Presentation on theme: "The Landlord (1970). Review: Shot composition & Mise-en-scene Shot Long Take vs. Long Shot Establishing Shot Panning vs. Tracking Three Point Lighting."— Presentation transcript:
Review: Shot composition & Mise-en-scene Shot Long Take vs. Long Shot Establishing Shot Panning vs. Tracking Three Point Lighting Low Key Lighting Diegetic vs. Non-Diegetic sound Parallel Editing
Auteur What is an author? Who is the author of a film? How do you ascribe authorship when it comes to film? Media critics have developed the notion of the auteur as the person who is most responsible for the films’ overarching vision. His/her vision transcends the industrial system in which they are placed and understanding their perspective can enrich our understanding of any one of their works. E.g. the director, the producer, writer, etc. From your reading for this week, who do you think is the auteur of The Landlord (1970)?

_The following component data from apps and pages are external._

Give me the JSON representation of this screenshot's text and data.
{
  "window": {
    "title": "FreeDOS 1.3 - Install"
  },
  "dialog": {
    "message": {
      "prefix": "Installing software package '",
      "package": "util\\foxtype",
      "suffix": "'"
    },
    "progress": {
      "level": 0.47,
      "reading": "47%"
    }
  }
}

Spike Lee as an “Auteur” Some scholars have combined an analysis of a directors’ shot composition with analysis of their biography, and recurring themes to describe the unique vision that unites their body of work. Themes: New York Neighborhoods—e.g. Crooklyn (1994), Red Hook Summer (2011), Clockers (1995) Interracial relationships, platonic, eruptive and otherwise—e.g. Jungle Fever (1991), Do The Right Thing (1989) Black revolution and Black politics—e.g. Malcolm X (1992), Staging of conflict in and through music—e.g. Clockers (1995), School Daze (1988) Signature Cinematic Effects: “ The Dolly Shot”—Malcolm X (1992), Clockers (1995) Interweaving of music into the narrative—e.g. Clockers (1995) Confrontational Direct Address—e.g. 25 th Hour (2001) (36:07) Biography: Born and raised in Bedford Stuyvesant, Brooklyn, New York. Black Middle Class Child of a jazz musician Bill Lee Lover of the musical

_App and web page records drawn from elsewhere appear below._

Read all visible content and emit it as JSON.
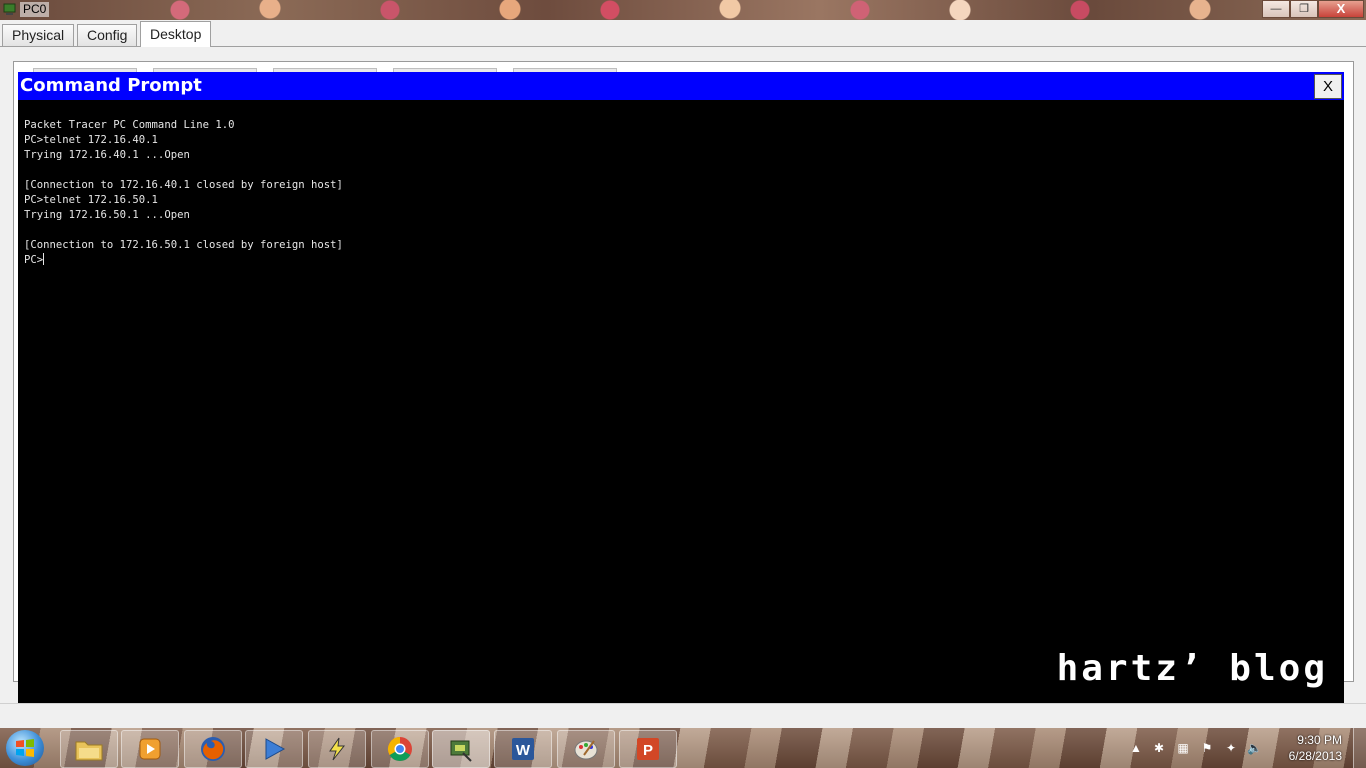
{
  "window": {
    "title": "PC0",
    "minimize_label": "—",
    "maximize_label": "❐",
    "close_label": "X"
  },
  "tabs": [
    {
      "label": "Physical",
      "active": false
    },
    {
      "label": "Config",
      "active": false
    },
    {
      "label": "Desktop",
      "active": true
    }
  ],
  "command_prompt": {
    "title": "Command Prompt",
    "close_label": "X",
    "lines": [
      "Packet Tracer PC Command Line 1.0",
      "PC>telnet 172.16.40.1",
      "Trying 172.16.40.1 ...Open",
      "",
      "[Connection to 172.16.40.1 closed by foreign host]",
      "PC>telnet 172.16.50.1",
      "Trying 172.16.50.1 ...Open",
      "",
      "[Connection to 172.16.50.1 closed by foreign host]"
    ],
    "prompt": "PC>",
    "watermark": "hartz’ blog"
  },
  "taskbar": {
    "apps": [
      {
        "name": "windows-explorer",
        "icon": "folder-icon",
        "active": false
      },
      {
        "name": "media-center",
        "icon": "media-player-icon",
        "active": false
      },
      {
        "name": "firefox",
        "icon": "firefox-icon",
        "active": false
      },
      {
        "name": "media-player",
        "icon": "play-icon",
        "active": false
      },
      {
        "name": "winamp",
        "icon": "lightning-icon",
        "active": false
      },
      {
        "name": "chrome",
        "icon": "chrome-icon",
        "active": false
      },
      {
        "name": "packet-tracer",
        "icon": "packet-tracer-icon",
        "active": true
      },
      {
        "name": "word",
        "icon": "word-icon",
        "active": false
      },
      {
        "name": "paint",
        "icon": "paint-icon",
        "active": false
      },
      {
        "name": "powerpoint",
        "icon": "powerpoint-icon",
        "active": false
      }
    ],
    "clock": {
      "time": "9:30 PM",
      "date": "6/28/2013"
    }
  },
  "colors": {
    "cmd_header": "#0000ff",
    "terminal_bg": "#000000",
    "terminal_text": "#e6e6e6"
  }
}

Genre A category or type used to describe a media text. How do we deduce what constitutes a genre? Iconography Settings Costumes Events Protagonist Central Conflicts Style (Visual and Editing) Genres share: Genres are a contract between producers and consumers about what constitutes the category. Thus as audiences change—and are differently conceived, so critics definitions of genre shift. At their most significant, genres tap become a kind of cultural ritual— revealing deeply held cultural values. Genres do not have to be mutually exclusive. Sub-genres and hybrids do exist. To what genre does The Landlord belong? Support your answer with evidence. Common film genres: Melodrama Horror Science Fiction Comedy Western

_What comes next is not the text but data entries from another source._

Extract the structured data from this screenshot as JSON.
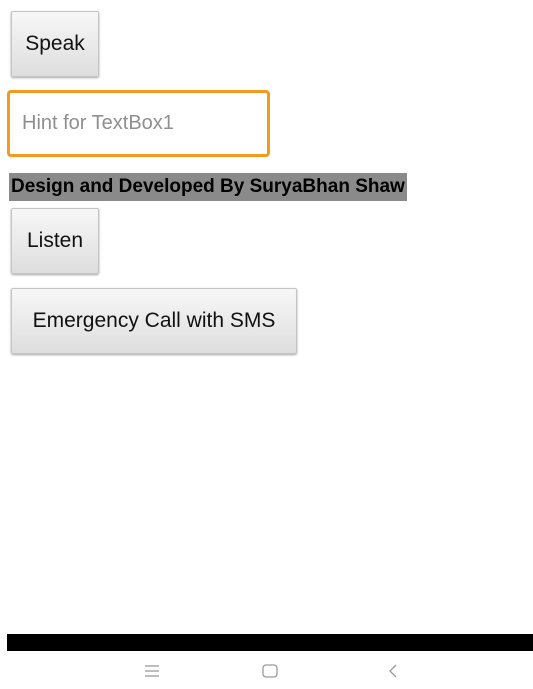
{
  "buttons": {
    "speak": "Speak",
    "listen": "Listen",
    "emergency": "Emergency Call with SMS"
  },
  "textbox": {
    "placeholder": "Hint for TextBox1",
    "value": "",
    "focus_border_color": "#f29b1f"
  },
  "credit_label": {
    "text": "Design and Developed By SuryaBhan Shaw",
    "background_color": "#8a8a8a"
  },
  "navigation": {
    "icons": [
      "menu-icon",
      "home-icon",
      "back-icon"
    ]
  }
}
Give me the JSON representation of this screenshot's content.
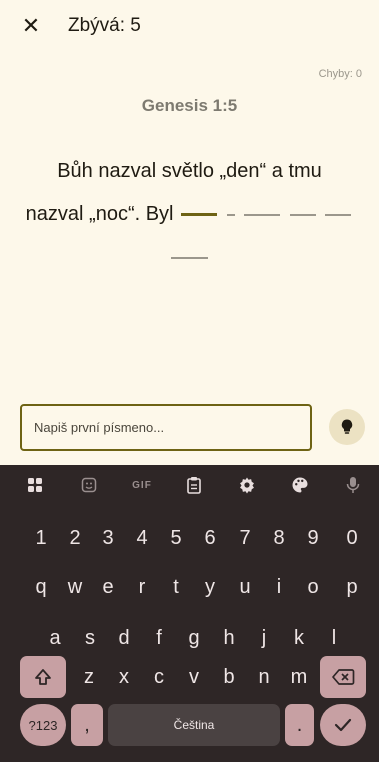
{
  "header": {
    "remaining_label": "Zbývá: 5",
    "errors_label": "Chyby: 0"
  },
  "verse": {
    "reference": "Genesis 1:5",
    "line1": "Bůh nazval světlo „den“ a tmu",
    "line2": "nazval „noc“. Byl"
  },
  "input": {
    "placeholder": "Napiš první písmeno..."
  },
  "keyboard": {
    "toolbar_icons": [
      "apps-icon",
      "sticker-icon",
      "gif-icon",
      "clipboard-icon",
      "settings-icon",
      "palette-icon",
      "mic-icon"
    ],
    "gif_label": "GIF",
    "row_numbers": [
      "1",
      "2",
      "3",
      "4",
      "5",
      "6",
      "7",
      "8",
      "9",
      "0"
    ],
    "row1": [
      "q",
      "w",
      "e",
      "r",
      "t",
      "y",
      "u",
      "i",
      "o",
      "p"
    ],
    "row2": [
      "a",
      "s",
      "d",
      "f",
      "g",
      "h",
      "j",
      "k",
      "l"
    ],
    "row3": [
      "z",
      "x",
      "c",
      "v",
      "b",
      "n",
      "m"
    ],
    "symbols_label": "?123",
    "comma_label": ",",
    "space_label": "Čeština",
    "period_label": "."
  },
  "colors": {
    "background": "#fdf8ea",
    "accent": "#6e6314",
    "keyboard_bg": "#2e2626",
    "key_bg": "#4a4242",
    "special_key_bg": "#c7a0a3"
  }
}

whiteness Richard Dyer: “In the realm of categories, black is always marked as colour…and is always particularizing; whereas white is not anything really, not an identity, not a particularizing quality, because it is everything—white is no colour because it is all colours.” (Dyer, “White”) “To be everything and nothing, is the source of [whiteness’s] representational power.” (Dyer, “White”) In films whiteness is associated with “order, rationality, rigidity, qualities brought out by the contrast with black disorder, irrationality, and looseness.” (Dyer, “White”) George Lipsitz: White is “the unmarked category against which difference is constructed” but “whiteness is invested in like property but it is also a means of accumulating property and keeping it from others…White Americans are encouraged to invest in whiteness, to remain true to an identity that provides them with resources, power, and opportunity.” (George Lipsitz, Possessive Investment in Whiteness, vii-viii)
Cultures of Dissemblance “By dissemblance I mean the behavior and attitudes of Black women that created the appearance of openness and disclosure but actually shielded the truth of their inner lives and selves from their oppressors.” (Darlene Clark Hine, “Rape and the Inner Lives of Black Women”)
Satire “In black circles, the humor is not derived from the typical joke process. It flows from the participants’ commonly held satiric view of the world and themselves. Humor in these instances is not based on unexpected twists or reversals, on the contrary, it is derived from an acknowledgement of the shared ironic attitude underlying the quip.” (Mel Watkins—On The Real Side) Satire-constituted by aggression, judgement, play and laughter. The Essence of satire is that it perceives some absurdity inherent in the logic of some position and…draws the absurdity out and isolates it so that all can see it.” (G.K. Chesterton)